Objectives: To determine whether plant-derived cannabis medicinal extracts (CME) can alleviate neurogenic symptoms unresponsive to standard treatment, and to quantify adverse effects.
Design: A consecutive series of double-blind, randomized, placebo-controlled single-patient cross-over trials with two-week treatment periods.
Setting: Patients attended as outpatients, but took the CME at home.
Subjects: Twenty-four patients with multiple sclerosis (18), spinal cord injury (4), brachial plexus damage (1), and limb amputation due to neurofibromatosis (1).
Intervention: Whole-plant extracts of delta-9-tetrahydrocannabinol (THC), cannabidiol (CBD), 1:1 CBD:THC, or matched placebo were self-administered by sublingual spray at doses determined by titration against symptom relief or unwanted effects within the range of 2.5-120 mg/24 hours. Measures used: Patients recorded symptom, well-being and intoxication scores on a daily basis using visual analogue scales. At the end of each two-week period an observer rated severity and frequency of symptoms on numerical rating scales, administered standard measures of disability (Barthel Index), mood and cognition, and recorded adverse events.
Results: Pain relief associated with both THC and CBD was significantly superior to placebo.
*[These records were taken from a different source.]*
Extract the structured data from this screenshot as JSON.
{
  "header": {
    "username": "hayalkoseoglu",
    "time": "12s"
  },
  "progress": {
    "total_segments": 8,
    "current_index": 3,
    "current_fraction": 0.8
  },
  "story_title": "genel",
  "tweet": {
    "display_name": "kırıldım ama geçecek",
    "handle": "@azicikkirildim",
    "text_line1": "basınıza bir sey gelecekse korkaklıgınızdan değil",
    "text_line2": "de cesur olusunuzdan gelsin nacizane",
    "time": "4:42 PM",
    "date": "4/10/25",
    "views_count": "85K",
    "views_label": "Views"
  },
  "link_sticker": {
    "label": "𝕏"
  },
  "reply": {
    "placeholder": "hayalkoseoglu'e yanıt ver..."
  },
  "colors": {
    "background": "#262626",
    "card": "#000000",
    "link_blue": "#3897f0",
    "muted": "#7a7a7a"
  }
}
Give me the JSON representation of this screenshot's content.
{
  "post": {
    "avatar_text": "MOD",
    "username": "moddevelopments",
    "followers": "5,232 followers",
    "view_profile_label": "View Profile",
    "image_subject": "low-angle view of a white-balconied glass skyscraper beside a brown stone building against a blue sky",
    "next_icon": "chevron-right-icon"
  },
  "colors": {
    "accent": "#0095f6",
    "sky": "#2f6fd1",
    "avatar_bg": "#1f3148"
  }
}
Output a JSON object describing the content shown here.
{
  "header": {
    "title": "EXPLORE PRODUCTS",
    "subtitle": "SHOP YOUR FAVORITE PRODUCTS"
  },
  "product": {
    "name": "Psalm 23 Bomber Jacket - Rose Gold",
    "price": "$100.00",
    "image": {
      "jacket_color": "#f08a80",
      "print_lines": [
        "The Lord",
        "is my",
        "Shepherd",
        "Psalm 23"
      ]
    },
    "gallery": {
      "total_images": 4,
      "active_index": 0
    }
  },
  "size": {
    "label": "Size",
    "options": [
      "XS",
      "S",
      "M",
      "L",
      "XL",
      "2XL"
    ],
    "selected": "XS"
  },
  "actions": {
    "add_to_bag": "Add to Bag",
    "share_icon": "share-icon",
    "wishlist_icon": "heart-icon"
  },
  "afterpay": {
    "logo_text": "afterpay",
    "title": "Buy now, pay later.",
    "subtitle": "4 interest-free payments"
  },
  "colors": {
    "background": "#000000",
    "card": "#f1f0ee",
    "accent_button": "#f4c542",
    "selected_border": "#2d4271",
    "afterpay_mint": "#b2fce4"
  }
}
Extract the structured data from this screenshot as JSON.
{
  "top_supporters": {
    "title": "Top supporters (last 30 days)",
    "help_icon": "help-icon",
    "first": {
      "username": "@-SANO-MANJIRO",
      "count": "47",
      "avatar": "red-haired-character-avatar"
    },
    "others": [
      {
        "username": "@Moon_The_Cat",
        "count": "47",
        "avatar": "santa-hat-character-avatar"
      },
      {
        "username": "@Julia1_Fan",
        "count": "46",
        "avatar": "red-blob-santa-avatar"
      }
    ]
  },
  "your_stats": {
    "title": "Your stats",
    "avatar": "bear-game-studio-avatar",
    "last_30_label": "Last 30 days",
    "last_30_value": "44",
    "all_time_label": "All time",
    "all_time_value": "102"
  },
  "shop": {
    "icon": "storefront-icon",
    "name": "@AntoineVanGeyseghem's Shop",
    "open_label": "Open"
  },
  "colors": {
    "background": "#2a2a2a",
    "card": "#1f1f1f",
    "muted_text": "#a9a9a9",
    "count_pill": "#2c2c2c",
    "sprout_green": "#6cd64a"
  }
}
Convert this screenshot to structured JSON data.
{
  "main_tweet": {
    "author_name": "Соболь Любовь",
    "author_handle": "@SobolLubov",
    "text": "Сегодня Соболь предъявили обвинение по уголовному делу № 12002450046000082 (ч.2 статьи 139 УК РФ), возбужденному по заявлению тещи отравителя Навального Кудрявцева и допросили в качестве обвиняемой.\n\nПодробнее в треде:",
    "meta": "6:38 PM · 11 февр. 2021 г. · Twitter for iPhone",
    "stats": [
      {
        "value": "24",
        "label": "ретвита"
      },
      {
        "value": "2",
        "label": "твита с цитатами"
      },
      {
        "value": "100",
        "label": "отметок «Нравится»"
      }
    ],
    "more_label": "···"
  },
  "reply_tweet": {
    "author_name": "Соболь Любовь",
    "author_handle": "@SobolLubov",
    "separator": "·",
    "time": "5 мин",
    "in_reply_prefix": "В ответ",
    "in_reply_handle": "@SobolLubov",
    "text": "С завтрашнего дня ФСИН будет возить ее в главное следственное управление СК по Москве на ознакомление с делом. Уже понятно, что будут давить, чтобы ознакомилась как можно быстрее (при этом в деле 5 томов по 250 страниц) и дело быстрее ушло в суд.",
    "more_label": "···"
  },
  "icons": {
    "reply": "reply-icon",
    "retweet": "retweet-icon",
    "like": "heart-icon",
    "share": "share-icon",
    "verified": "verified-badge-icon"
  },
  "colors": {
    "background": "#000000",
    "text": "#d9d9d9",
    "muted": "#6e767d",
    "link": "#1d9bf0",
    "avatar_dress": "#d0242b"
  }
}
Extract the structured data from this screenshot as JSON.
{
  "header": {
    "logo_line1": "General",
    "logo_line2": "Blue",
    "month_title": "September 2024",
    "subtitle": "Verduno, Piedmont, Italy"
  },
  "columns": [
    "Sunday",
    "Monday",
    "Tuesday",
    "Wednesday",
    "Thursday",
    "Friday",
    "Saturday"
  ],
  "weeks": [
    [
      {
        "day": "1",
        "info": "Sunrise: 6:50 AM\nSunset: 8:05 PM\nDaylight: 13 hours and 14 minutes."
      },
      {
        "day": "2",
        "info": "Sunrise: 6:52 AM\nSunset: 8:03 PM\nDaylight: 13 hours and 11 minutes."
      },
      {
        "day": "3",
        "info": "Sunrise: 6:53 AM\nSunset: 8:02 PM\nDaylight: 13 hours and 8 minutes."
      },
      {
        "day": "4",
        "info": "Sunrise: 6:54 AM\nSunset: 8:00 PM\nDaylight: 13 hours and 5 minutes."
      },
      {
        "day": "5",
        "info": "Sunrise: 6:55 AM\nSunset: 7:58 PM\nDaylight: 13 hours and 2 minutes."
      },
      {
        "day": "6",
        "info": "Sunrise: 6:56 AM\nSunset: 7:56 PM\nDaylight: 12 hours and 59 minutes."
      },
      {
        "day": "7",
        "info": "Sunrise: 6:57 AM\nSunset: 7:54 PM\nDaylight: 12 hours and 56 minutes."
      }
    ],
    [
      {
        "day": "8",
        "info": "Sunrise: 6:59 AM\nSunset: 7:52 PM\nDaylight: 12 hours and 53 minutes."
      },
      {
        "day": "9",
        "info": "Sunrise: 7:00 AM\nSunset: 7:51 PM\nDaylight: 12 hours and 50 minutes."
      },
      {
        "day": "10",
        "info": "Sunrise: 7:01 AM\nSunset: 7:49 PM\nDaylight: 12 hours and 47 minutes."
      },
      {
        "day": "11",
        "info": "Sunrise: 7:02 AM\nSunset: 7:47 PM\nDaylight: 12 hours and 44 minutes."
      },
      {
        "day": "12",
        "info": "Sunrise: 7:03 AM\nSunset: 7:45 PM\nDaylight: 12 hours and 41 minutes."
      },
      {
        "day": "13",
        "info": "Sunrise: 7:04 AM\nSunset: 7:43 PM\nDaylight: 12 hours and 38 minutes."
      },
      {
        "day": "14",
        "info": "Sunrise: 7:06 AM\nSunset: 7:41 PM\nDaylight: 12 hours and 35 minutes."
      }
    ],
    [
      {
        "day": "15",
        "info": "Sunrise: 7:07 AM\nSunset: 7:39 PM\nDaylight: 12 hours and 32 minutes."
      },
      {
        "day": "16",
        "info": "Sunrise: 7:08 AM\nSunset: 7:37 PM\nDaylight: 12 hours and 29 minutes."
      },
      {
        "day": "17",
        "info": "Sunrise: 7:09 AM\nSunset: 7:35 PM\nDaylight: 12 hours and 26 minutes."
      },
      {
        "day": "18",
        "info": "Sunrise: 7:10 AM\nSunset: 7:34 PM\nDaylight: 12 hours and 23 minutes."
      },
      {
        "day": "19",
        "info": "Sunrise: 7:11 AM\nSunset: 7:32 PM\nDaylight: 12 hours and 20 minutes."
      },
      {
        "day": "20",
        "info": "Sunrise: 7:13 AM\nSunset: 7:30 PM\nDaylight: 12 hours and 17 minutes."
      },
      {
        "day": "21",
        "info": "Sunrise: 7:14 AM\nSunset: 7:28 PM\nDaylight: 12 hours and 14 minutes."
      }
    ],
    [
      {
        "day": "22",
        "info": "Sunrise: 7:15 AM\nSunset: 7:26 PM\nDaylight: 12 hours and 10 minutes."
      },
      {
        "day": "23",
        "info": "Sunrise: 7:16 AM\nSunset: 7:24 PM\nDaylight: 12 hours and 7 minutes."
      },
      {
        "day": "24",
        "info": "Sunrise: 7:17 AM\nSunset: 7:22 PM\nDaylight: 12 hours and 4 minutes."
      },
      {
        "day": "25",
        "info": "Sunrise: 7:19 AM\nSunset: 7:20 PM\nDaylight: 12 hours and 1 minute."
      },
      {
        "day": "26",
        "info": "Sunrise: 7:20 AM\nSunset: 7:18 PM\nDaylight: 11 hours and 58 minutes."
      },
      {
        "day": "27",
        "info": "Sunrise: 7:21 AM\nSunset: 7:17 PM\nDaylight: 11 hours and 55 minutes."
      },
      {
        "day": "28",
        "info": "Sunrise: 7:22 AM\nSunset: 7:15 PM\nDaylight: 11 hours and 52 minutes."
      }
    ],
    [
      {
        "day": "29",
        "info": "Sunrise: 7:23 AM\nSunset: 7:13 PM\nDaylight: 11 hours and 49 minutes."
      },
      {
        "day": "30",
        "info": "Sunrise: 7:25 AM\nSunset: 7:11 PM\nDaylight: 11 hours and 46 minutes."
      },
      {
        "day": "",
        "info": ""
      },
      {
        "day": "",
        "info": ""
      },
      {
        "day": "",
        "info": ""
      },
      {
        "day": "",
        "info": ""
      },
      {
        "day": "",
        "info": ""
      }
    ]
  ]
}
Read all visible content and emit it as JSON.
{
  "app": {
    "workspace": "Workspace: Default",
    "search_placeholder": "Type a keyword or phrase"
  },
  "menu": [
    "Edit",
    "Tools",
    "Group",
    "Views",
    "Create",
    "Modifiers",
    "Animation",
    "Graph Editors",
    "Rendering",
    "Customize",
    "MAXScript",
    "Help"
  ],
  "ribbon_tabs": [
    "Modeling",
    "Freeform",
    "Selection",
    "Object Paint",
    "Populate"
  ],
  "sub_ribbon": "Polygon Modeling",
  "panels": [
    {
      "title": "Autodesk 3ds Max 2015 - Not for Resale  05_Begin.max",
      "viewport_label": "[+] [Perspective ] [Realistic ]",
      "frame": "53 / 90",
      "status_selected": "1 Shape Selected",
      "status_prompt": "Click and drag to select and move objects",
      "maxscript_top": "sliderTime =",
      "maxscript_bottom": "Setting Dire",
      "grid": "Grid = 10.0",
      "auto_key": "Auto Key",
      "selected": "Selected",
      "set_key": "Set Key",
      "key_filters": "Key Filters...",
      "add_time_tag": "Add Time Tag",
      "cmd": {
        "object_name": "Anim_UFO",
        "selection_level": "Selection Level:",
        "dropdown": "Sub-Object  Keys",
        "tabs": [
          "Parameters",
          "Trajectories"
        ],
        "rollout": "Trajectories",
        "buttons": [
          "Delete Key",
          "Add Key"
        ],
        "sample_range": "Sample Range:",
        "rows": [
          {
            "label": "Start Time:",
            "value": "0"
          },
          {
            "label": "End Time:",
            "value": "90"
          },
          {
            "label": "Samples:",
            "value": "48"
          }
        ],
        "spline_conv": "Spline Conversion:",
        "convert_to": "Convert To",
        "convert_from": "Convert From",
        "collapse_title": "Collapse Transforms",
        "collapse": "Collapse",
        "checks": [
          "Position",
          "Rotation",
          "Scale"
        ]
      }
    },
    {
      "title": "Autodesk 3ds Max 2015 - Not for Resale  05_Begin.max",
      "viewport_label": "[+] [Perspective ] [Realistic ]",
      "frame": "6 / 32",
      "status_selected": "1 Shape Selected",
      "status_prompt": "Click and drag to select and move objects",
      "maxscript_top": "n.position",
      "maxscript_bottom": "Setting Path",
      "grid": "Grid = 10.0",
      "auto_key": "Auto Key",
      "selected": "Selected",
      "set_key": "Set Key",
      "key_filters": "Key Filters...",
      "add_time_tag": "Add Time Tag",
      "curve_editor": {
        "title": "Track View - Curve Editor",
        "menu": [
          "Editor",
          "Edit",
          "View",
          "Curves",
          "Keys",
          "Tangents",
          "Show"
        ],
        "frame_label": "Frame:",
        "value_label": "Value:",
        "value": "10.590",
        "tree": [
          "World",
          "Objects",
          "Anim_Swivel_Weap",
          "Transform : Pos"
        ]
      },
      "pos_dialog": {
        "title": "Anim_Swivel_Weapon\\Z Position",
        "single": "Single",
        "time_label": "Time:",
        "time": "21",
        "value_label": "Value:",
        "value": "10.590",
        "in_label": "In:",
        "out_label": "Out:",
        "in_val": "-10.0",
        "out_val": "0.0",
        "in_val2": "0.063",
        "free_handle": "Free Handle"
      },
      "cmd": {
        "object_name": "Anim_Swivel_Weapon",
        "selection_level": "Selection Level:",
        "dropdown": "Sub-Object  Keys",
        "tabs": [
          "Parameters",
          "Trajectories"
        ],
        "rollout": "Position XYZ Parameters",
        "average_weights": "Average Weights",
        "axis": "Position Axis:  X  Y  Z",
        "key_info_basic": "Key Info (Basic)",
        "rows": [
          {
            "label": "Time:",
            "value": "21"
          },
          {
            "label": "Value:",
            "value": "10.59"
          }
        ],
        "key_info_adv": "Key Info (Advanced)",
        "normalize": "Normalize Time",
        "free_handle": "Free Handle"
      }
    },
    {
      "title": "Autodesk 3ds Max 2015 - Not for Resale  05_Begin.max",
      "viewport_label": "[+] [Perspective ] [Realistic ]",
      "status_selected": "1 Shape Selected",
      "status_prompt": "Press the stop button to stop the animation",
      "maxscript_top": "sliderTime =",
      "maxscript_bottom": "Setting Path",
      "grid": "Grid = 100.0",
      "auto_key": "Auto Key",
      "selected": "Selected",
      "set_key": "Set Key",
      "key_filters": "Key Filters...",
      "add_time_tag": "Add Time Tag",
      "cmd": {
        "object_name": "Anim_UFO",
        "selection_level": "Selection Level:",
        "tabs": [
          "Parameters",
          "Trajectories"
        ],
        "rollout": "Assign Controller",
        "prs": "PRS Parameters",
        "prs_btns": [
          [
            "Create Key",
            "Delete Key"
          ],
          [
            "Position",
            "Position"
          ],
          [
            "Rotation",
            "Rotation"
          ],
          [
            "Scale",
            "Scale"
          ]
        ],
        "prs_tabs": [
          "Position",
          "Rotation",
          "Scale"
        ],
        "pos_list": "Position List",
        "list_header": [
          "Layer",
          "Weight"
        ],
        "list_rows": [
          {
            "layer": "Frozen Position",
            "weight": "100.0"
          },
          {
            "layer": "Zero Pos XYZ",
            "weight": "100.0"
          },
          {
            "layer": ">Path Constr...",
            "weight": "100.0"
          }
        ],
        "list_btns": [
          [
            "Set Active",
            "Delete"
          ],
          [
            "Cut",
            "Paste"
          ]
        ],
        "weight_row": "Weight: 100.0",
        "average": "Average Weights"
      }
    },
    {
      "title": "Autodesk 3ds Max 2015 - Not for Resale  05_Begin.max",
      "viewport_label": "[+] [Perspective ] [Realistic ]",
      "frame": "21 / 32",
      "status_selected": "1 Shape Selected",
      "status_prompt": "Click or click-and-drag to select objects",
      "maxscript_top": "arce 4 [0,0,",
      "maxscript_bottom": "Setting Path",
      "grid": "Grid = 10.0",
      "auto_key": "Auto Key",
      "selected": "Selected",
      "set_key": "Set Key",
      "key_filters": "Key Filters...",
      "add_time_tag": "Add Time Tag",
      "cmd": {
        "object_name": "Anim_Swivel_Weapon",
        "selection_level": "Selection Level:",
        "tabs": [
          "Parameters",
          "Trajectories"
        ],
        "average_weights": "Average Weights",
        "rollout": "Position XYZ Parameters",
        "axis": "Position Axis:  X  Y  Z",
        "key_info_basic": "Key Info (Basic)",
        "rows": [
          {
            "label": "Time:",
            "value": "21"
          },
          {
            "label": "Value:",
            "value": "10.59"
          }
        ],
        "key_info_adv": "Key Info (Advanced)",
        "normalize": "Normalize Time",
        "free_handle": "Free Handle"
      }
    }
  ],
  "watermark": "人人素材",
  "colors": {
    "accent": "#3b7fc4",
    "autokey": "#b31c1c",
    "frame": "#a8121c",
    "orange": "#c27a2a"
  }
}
Impaired bladder control, muscle spasms and spasticity were improved by CME in some patients with these symptoms. Three patients had transient hypotension and intoxication with rapid initial dosing of THC-containing CME.
Conclusions: Cannabis medicinal extracts can improve neurogenic symptoms unresponsive to standard treatments. Unwanted effects are predictable and generally well tolerated. Larger scale studies are warranted to confirm these findings.